> _Exercise objective_
Please output the lines shown below exactly as they appear.

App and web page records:
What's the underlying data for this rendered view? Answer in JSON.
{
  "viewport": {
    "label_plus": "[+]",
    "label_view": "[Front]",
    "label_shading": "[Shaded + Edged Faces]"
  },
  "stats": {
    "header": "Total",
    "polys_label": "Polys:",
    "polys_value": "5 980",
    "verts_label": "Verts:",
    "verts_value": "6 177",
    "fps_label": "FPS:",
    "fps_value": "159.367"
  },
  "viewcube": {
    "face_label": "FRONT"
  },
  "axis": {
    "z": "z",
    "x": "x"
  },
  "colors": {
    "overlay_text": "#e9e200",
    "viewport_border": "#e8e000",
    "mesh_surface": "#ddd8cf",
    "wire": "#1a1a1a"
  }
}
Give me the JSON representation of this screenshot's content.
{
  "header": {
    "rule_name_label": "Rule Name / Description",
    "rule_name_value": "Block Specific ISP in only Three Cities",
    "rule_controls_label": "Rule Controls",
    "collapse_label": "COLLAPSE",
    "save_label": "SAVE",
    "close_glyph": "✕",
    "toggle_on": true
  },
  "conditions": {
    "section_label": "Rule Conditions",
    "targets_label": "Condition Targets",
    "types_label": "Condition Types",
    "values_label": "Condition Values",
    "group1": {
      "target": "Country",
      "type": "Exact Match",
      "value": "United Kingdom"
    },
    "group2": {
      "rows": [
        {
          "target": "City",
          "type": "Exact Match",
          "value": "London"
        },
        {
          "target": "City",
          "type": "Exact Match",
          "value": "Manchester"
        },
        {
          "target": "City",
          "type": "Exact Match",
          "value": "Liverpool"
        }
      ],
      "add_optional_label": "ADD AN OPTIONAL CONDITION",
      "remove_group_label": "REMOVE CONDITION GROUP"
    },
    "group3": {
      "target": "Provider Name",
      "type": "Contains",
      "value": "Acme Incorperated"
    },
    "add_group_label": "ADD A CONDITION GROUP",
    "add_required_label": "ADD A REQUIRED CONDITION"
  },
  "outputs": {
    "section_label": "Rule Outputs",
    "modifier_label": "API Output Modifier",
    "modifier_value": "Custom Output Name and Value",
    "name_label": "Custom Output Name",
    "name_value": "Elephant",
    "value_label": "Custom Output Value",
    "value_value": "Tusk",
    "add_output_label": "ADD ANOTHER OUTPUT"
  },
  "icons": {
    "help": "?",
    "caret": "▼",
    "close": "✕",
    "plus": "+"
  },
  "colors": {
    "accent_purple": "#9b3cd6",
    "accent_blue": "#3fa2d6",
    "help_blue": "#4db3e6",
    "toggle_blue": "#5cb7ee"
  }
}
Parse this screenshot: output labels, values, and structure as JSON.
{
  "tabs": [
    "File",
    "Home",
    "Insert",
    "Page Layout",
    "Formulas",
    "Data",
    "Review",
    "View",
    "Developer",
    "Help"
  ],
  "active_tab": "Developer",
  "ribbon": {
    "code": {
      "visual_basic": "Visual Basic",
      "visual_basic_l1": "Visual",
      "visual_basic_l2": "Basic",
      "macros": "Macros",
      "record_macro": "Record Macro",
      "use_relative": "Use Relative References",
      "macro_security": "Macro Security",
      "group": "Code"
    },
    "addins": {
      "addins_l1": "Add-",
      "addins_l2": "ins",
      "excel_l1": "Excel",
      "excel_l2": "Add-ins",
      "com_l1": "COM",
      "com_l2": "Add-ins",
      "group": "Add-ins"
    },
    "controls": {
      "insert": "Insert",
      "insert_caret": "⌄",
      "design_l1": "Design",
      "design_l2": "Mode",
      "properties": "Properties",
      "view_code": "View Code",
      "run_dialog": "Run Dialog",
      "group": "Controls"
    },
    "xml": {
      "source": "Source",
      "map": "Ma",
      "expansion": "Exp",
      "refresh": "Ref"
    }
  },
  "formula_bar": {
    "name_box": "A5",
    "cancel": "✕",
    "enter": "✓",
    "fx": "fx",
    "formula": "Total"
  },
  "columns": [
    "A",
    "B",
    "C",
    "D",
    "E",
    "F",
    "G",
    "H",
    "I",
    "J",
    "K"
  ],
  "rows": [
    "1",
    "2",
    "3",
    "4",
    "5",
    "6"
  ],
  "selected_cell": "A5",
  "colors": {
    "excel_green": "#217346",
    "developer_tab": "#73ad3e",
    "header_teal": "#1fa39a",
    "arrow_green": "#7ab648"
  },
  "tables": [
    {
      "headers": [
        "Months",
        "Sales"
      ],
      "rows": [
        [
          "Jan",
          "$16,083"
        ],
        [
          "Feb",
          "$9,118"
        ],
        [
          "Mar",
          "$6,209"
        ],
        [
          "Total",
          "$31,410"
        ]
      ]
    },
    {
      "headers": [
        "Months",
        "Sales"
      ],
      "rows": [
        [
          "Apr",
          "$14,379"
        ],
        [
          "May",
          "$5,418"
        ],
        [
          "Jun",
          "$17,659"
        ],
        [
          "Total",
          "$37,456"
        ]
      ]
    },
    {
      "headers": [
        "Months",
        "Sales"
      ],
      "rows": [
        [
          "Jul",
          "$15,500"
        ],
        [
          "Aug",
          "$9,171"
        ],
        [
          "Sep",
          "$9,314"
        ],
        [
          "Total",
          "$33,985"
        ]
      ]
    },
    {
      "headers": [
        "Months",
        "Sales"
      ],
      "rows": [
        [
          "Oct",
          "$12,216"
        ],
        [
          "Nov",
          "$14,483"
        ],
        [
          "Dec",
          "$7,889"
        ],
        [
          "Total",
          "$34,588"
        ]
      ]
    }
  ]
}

> _Task output_
What's the underlying data for this rendered view? Answer in JSON.
{
  "viewport": {
    "label_plus": "[+]",
    "label_view": "[Front]",
    "label_shading": "[Shaded + Edged Faces]"
  },
  "stats": {
    "header": "Total",
    "polys_label": "Polys:",
    "polys_value": "5 980",
    "verts_label": "Verts:",
    "verts_value": "6 177",
    "fps_label": "FPS:",
    "fps_value": "159.367"
  },
  "viewcube": {
    "face_label": "FRONT"
  },
  "axis": {
    "z": "z",
    "x": "x"
  },
  "colors": {
    "overlay_text": "#e9e200",
    "viewport_border": "#e8e000",
    "mesh_surface": "#ddd8cf",
    "wire": "#1a1a1a"
  }
}
Give me the JSON representation of this screenshot's content.
{
  "header": {
    "rule_name_label": "Rule Name / Description",
    "rule_name_value": "Block Specific ISP in only Three Cities",
    "rule_controls_label": "Rule Controls",
    "collapse_label": "COLLAPSE",
    "save_label": "SAVE",
    "close_glyph": "✕",
    "toggle_on": true
  },
  "conditions": {
    "section_label": "Rule Conditions",
    "targets_label": "Condition Targets",
    "types_label": "Condition Types",
    "values_label": "Condition Values",
    "group1": {
      "target": "Country",
      "type": "Exact Match",
      "value": "United Kingdom"
    },
    "group2": {
      "rows": [
        {
          "target": "City",
          "type": "Exact Match",
          "value": "London"
        },
        {
          "target": "City",
          "type": "Exact Match",
          "value": "Manchester"
        },
        {
          "target": "City",
          "type": "Exact Match",
          "value": "Liverpool"
        }
      ],
      "add_optional_label": "ADD AN OPTIONAL CONDITION",
      "remove_group_label": "REMOVE CONDITION GROUP"
    },
    "group3": {
      "target": "Provider Name",
      "type": "Contains",
      "value": "Acme Incorperated"
    },
    "add_group_label": "ADD A CONDITION GROUP",
    "add_required_label": "ADD A REQUIRED CONDITION"
  },
  "outputs": {
    "section_label": "Rule Outputs",
    "modifier_label": "API Output Modifier",
    "modifier_value": "Custom Output Name and Value",
    "name_label": "Custom Output Name",
    "name_value": "Elephant",
    "value_label": "Custom Output Value",
    "value_value": "Tusk",
    "add_output_label": "ADD ANOTHER OUTPUT"
  },
  "icons": {
    "help": "?",
    "caret": "▼",
    "close": "✕",
    "plus": "+"
  },
  "colors": {
    "accent_purple": "#9b3cd6",
    "accent_blue": "#3fa2d6",
    "help_blue": "#4db3e6",
    "toggle_blue": "#5cb7ee"
  }
}
Parse this screenshot: output labels, values, and structure as JSON.
{
  "tabs": [
    "File",
    "Home",
    "Insert",
    "Page Layout",
    "Formulas",
    "Data",
    "Review",
    "View",
    "Developer",
    "Help"
  ],
  "active_tab": "Developer",
  "ribbon": {
    "code": {
      "visual_basic": "Visual Basic",
      "visual_basic_l1": "Visual",
      "visual_basic_l2": "Basic",
      "macros": "Macros",
      "record_macro": "Record Macro",
      "use_relative": "Use Relative References",
      "macro_security": "Macro Security",
      "group": "Code"
    },
    "addins": {
      "addins_l1": "Add-",
      "addins_l2": "ins",
      "excel_l1": "Excel",
      "excel_l2": "Add-ins",
      "com_l1": "COM",
      "com_l2": "Add-ins",
      "group": "Add-ins"
    },
    "controls": {
      "insert": "Insert",
      "insert_caret": "⌄",
      "design_l1": "Design",
      "design_l2": "Mode",
      "properties": "Properties",
      "view_code": "View Code",
      "run_dialog": "Run Dialog",
      "group": "Controls"
    },
    "xml": {
      "source": "Source",
      "map": "Ma",
      "expansion": "Exp",
      "refresh": "Ref"
    }
  },
  "formula_bar": {
    "name_box": "A5",
    "cancel": "✕",
    "enter": "✓",
    "fx": "fx",
    "formula": "Total"
  },
  "columns": [
    "A",
    "B",
    "C",
    "D",
    "E",
    "F",
    "G",
    "H",
    "I",
    "J",
    "K"
  ],
  "rows": [
    "1",
    "2",
    "3",
    "4",
    "5",
    "6"
  ],
  "selected_cell": "A5",
  "colors": {
    "excel_green": "#217346",
    "developer_tab": "#73ad3e",
    "header_teal": "#1fa39a",
    "arrow_green": "#7ab648"
  },
  "tables": [
    {
      "headers": [
        "Months",
        "Sales"
      ],
      "rows": [
        [
          "Jan",
          "$16,083"
        ],
        [
          "Feb",
          "$9,118"
        ],
        [
          "Mar",
          "$6,209"
        ],
        [
          "Total",
          "$31,410"
        ]
      ]
    },
    {
      "headers": [
        "Months",
        "Sales"
      ],
      "rows": [
        [
          "Apr",
          "$14,379"
        ],
        [
          "May",
          "$5,418"
        ],
        [
          "Jun",
          "$17,659"
        ],
        [
          "Total",
          "$37,456"
        ]
      ]
    },
    {
      "headers": [
        "Months",
        "Sales"
      ],
      "rows": [
        [
          "Jul",
          "$15,500"
        ],
        [
          "Aug",
          "$9,171"
        ],
        [
          "Sep",
          "$9,314"
        ],
        [
          "Total",
          "$33,985"
        ]
      ]
    },
    {
      "headers": [
        "Months",
        "Sales"
      ],
      "rows": [
        [
          "Oct",
          "$12,216"
        ],
        [
          "Nov",
          "$14,483"
        ],
        [
          "Dec",
          "$7,889"
        ],
        [
          "Total",
          "$34,588"
        ]
      ]
    }
  ]
}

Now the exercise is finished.